This was no Tonight Show. You didn’t see skits or monologues, you only saw Tom interviewing his guests and joking with his off-camera assistants. He wasn’t hip nor was he completely square. Someone called him at the time a hip square. It was just him and his guest on a dark set.

I liked Tom because he seemed real and genuine. He could laugh at himself and conducted some really good interviews. After this show ended he did a radio show out of Los Angeles, a few tv guest appearances and he guest hosted the David Letterman Show a few times.

David Letter quote

“Tom was the very thing that all broadcasters long to be — compelling,” “Whether he was interviewing politicians, authors, actors or musicians, Tom was always the real reason to watch. I’m honored to have known him as a colleague and a friend.”

One of the many SNL skits I liked was Dan Aykroyd imitating Tom Snyder…this is Aykroyd as Tom interviewing Mick Jagger.

Image result for dan aykroyd tom snyder impression

The John Lennon interview in 1975. This would be the last TV interview he gave. John is battling his immigration status and has his lawyer Leon Wildes with him to explain what is going on. John comes off open and honest in this interview.

 

The Saturday Night Live cast before the first show. This is a partial look at the interview.

 

This is one a good one. Tom has KISS as guests and I just love how a drunk Ace Frehley (The Trout Player) takes over the interview and infuriates Gene Simmons. You can see Gene’s eyes shooting daggers at Ace and Peter.
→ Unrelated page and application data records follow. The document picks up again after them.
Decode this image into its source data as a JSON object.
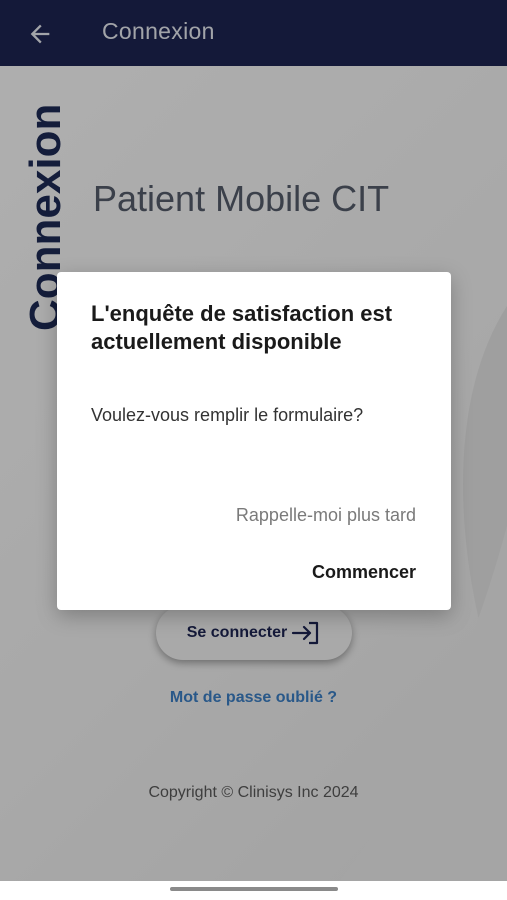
{
  "header": {
    "title": "Connexion",
    "back_icon": "arrow-left-icon"
  },
  "page": {
    "vertical_title": "Connexion",
    "app_name": "Patient Mobile CIT",
    "connect_label": "Se connecter",
    "connect_icon": "login-icon",
    "forgot_password": "Mot de passe oublié ?",
    "copyright": "Copyright © Clinisys Inc 2024"
  },
  "dialog": {
    "title": "L'enquête de satisfaction est actuellement disponible",
    "message": "Voulez-vous remplir le formulaire?",
    "remind_label": "Rappelle-moi plus tard",
    "start_label": "Commencer"
  },
  "colors": {
    "header_bg": "#1d2552",
    "primary_text": "#1d2a55",
    "link": "#3b7fc4"
  }
}
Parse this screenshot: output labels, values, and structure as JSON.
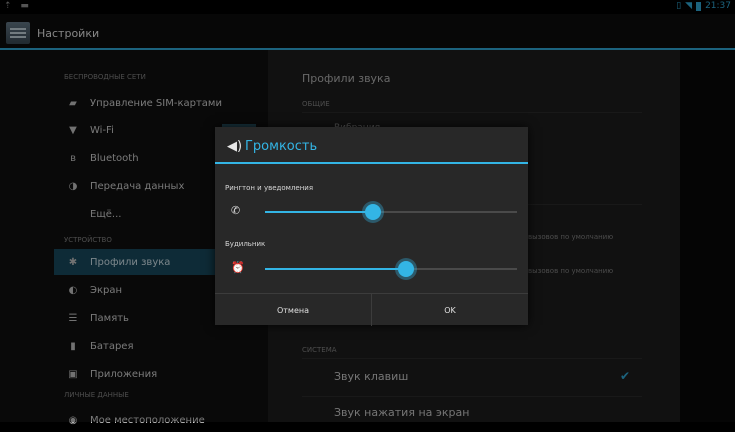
{
  "status_bar": {
    "time": "21:37"
  },
  "action_bar": {
    "title": "Настройки"
  },
  "left_menu": {
    "sections": {
      "wireless": "БЕСПРОВОДНЫЕ СЕТИ",
      "device": "УСТРОЙСТВО",
      "personal": "ЛИЧНЫЕ ДАННЫЕ"
    },
    "items": [
      {
        "label": "Управление SIM-картами",
        "icon": "sim-icon"
      },
      {
        "label": "Wi-Fi",
        "icon": "wifi-icon"
      },
      {
        "label": "Bluetooth",
        "icon": "bluetooth-icon"
      },
      {
        "label": "Передача данных",
        "icon": "data-usage-icon"
      },
      {
        "label": "Ещё...",
        "icon": ""
      },
      {
        "label": "Профили звука",
        "icon": "sound-icon",
        "selected": true
      },
      {
        "label": "Экран",
        "icon": "display-icon"
      },
      {
        "label": "Память",
        "icon": "storage-icon"
      },
      {
        "label": "Батарея",
        "icon": "battery-icon"
      },
      {
        "label": "Приложения",
        "icon": "apps-icon"
      },
      {
        "label": "Мое местоположение",
        "icon": "location-icon"
      }
    ]
  },
  "right_pane": {
    "title": "Профили звука",
    "section_general": "ОБЩИЕ",
    "partial_text_1": "Вибрация",
    "partial_text_2": "вызовов по умолчанию",
    "partial_text_3": "вызовов по умолчанию",
    "section_system": "СИСТЕМА",
    "key_sound": "Звук клавиш",
    "touch_sound": "Звук нажатия на экран"
  },
  "dialog": {
    "title": "Громкость",
    "ringtone_label": "Рингтон и уведомления",
    "ringtone_level": 0.43,
    "alarm_label": "Будильник",
    "alarm_level": 0.56,
    "cancel": "Отмена",
    "ok": "OK"
  },
  "colors": {
    "accent": "#33b5e5",
    "selected_bg": "#1a4f64"
  }
}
https://en.wikipedia.org/wiki/Tom_Snyder

 

Paul Lynde Halloween Special

I love watching this from time to time. Yes, it’s bad…really bad but it’s so bad it’s good. All the celebrities who are in different phases of their careers, cross paths in this epic of a show. First, let’s go through all of the stars.

Paul Lynde of course,

Billie Hayes (Witchiepoo from H.R. Pufnstuf)

Margaret Hamilton (The witch from Wizard of Oz)

Tim Conway (No seventies variety show was right without Tim Conway)

Florence Henderson (Brady Bunch mom)

KISS (their first TV show appearance)

Billy Barty (was in many films)

Betty White (and still going)

Roz Kelly (Pinky Tuscadero from Happy Days)

Donny and Marie Osmond! (just to top it off)

The plot… which really doesn’t matter.

I always thought Paul Lynde was wickedly funny. In this, he was watered-down and could not be his Hollywood Squares best. He had a quick campy wit at times and the writers probably toned it down for prime time. I first noticed Lynde on Bewitched as Uncle Arthur and he was great in that role. It was his delivery that made everything work in his comedy.

This special has comedy bits and music…oh yes the music. You have KISS, you have the disco and you have Florence Henderson singing “That Old Black Magic…” Most of the comedy bits fail but the real comedy is how bad it is… The only thing missing from this extravaganza was a guest appearance from Harvey Korman and/or Don Knotts.

The main reason many people have watched it since it aired is it was KISS’s first TV show appearance…not including concert material.

It is a train wreck but one I like watching over and over again. At no other time could a show like this have been aired. It only aired once…for good reason.

What other show does Paul Lynde play a trucker who wants to marry Pinky Tuscadero?